Among people born in Italy, Eugenio Montale ranks 682 out of 5,161Before him are Patrizia Reggiani (1948), Palmiro Togliatti (1893), Alessandro de' Medici, Duke of Florence (1510), Euhemerus (-330), Silvio Piola (1913), and Joanna I of Naples (1326). After him are Francesco Totti (1976), Gianluigi Buffon (1978), Dario Argento (1940), Francis of Paola (1416), Conrad of Montferrat (1146), and Camillus de Lellis (1550).

Among WRITERS In Italy
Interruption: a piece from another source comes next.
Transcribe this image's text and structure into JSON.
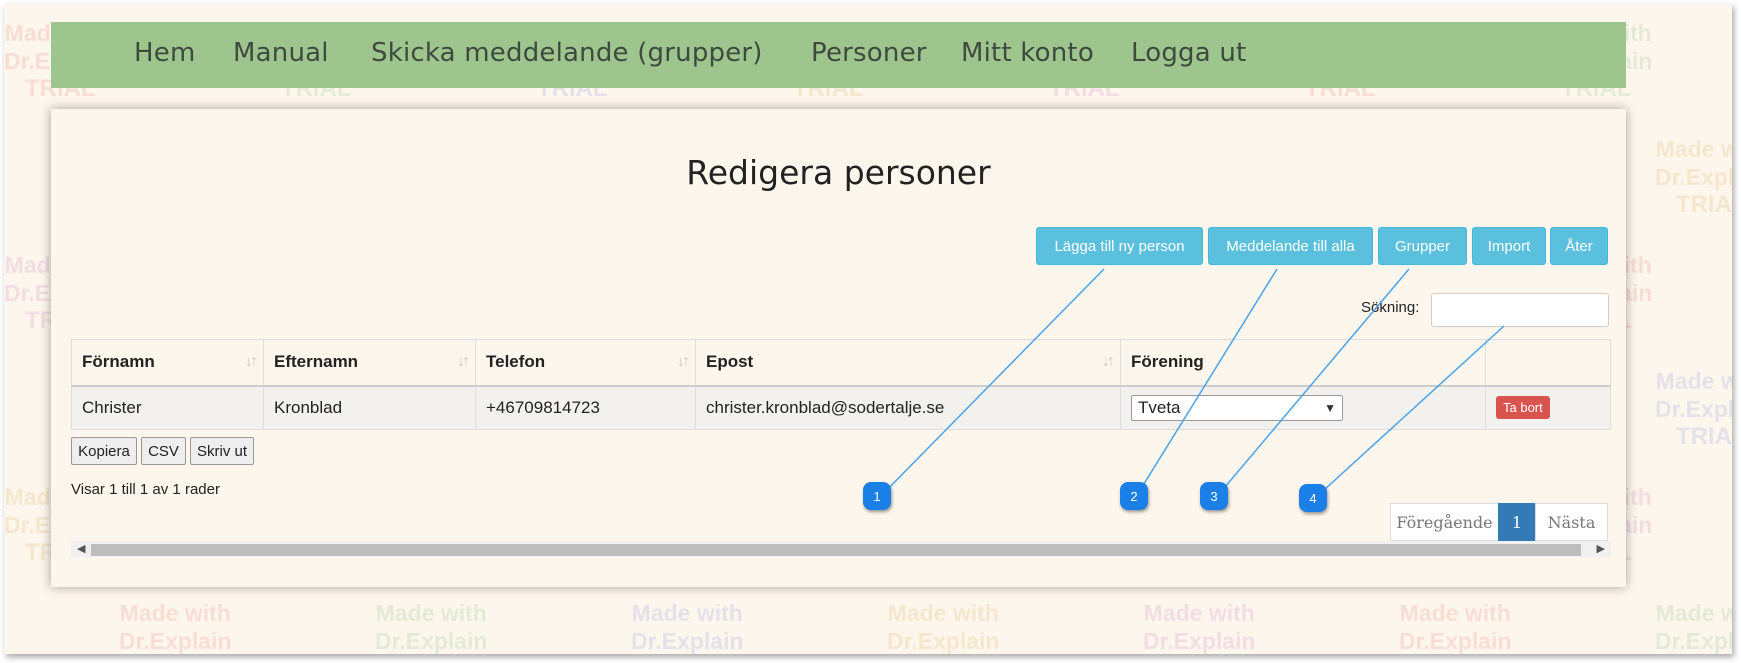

Among writers born in Italy, Eugenio Montale ranks 48Before him are Alessandro Manzoni (1785), Baldassare Castiglione (1478), Statius (40), Gabriele Amorth (1925), Aulus Gellius (123), and Lorenzo Da Ponte (1749). After him are Dino Buzzati (1906), Cassiodorus (487), Giuseppe Tomasi di Lampedusa (1896), Poliziano (1454), Curzio Malaparte (1898), and Giosuè Carducci (1835).